Retro Evolved 2's visuals are definitely a step up from those in the first game. The screen is bursting with even more colors now, and every explosion fills half the screen with gorgeous lights. The enemies are much more distinct, too, and their brighter colors make it easier to identify them and work out a contingency plan. The sound is also much improved from the original. Every mode has its own music track, which gives each the tone that it needs. Pacifist offers a much more subdued feel, whereas Waves is just bursting with chaos. The explosions are extremely sharp and punctuate the music with bursts of energy.

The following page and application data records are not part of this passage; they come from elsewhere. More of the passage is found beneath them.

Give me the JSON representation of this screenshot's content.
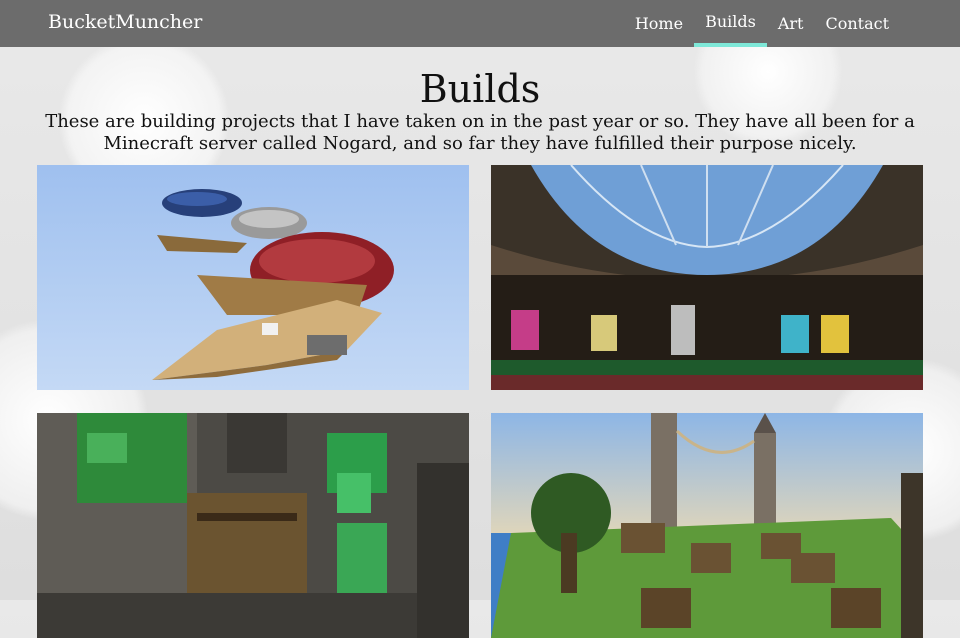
{
  "navbar": {
    "brand": "BucketMuncher",
    "items": [
      {
        "label": "Home",
        "active": false
      },
      {
        "label": "Builds",
        "active": true
      },
      {
        "label": "Art",
        "active": false
      },
      {
        "label": "Contact",
        "active": false
      }
    ],
    "accent_color": "#7ee8d8"
  },
  "main": {
    "title": "Builds",
    "intro": "These are building projects that I have taken on in the past year or so. They have all been for a Minecraft server called Nogard, and so far they have fulfilled their purpose nicely."
  },
  "gallery": {
    "items": [
      {
        "icon": "airship-image"
      },
      {
        "icon": "glass-dome-hall-image"
      },
      {
        "icon": "emerald-cave-image"
      },
      {
        "icon": "tower-village-image"
      }
    ]
  }
}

The multiplayer mode takes the whole experience to another level of crazy fun. You can quadruple your firepower with cooperative mode, though it doesn't make the game any easier because keeping track of everything onscreen adds another layer of depth in an already frantic game. Copilot is utterly ridiculous: In this mode, one player steers while another shoots, so you place your fate in your friend's hands. Competitive mode is even tastier. Fighting for geoms while trying to stay alive longer than your friends is a teeth-baring treat that should keep you coming back for more. There are even scattered power-ups here that upgrade your weapon, freeze your friends, or turn you into a geom magnet, among other things. It's a shame that this mode is offline only, but it serves to make an already great game almost impossible to put down.
Retro Evolved 2 is a shockingly good sequel. The only problem is the lack of an online multiplayer mode. Everything else on display here is a drastic improvement over the original. Every new mode is extremely fun to play and requires a totally different play style to master. The geoms put upgrading fully in your hands; you have to decide if you want to risk your life for a couple of green gems or if you want to focus on staying alive. Even little tweaks--such as including your closest friend's highest score in the upper right corner of your screen to constantly give you a new goal to strive for--raise the addiction level. At only 800 MS points ($10), this is not only a great value but also one of the best games on XBLA.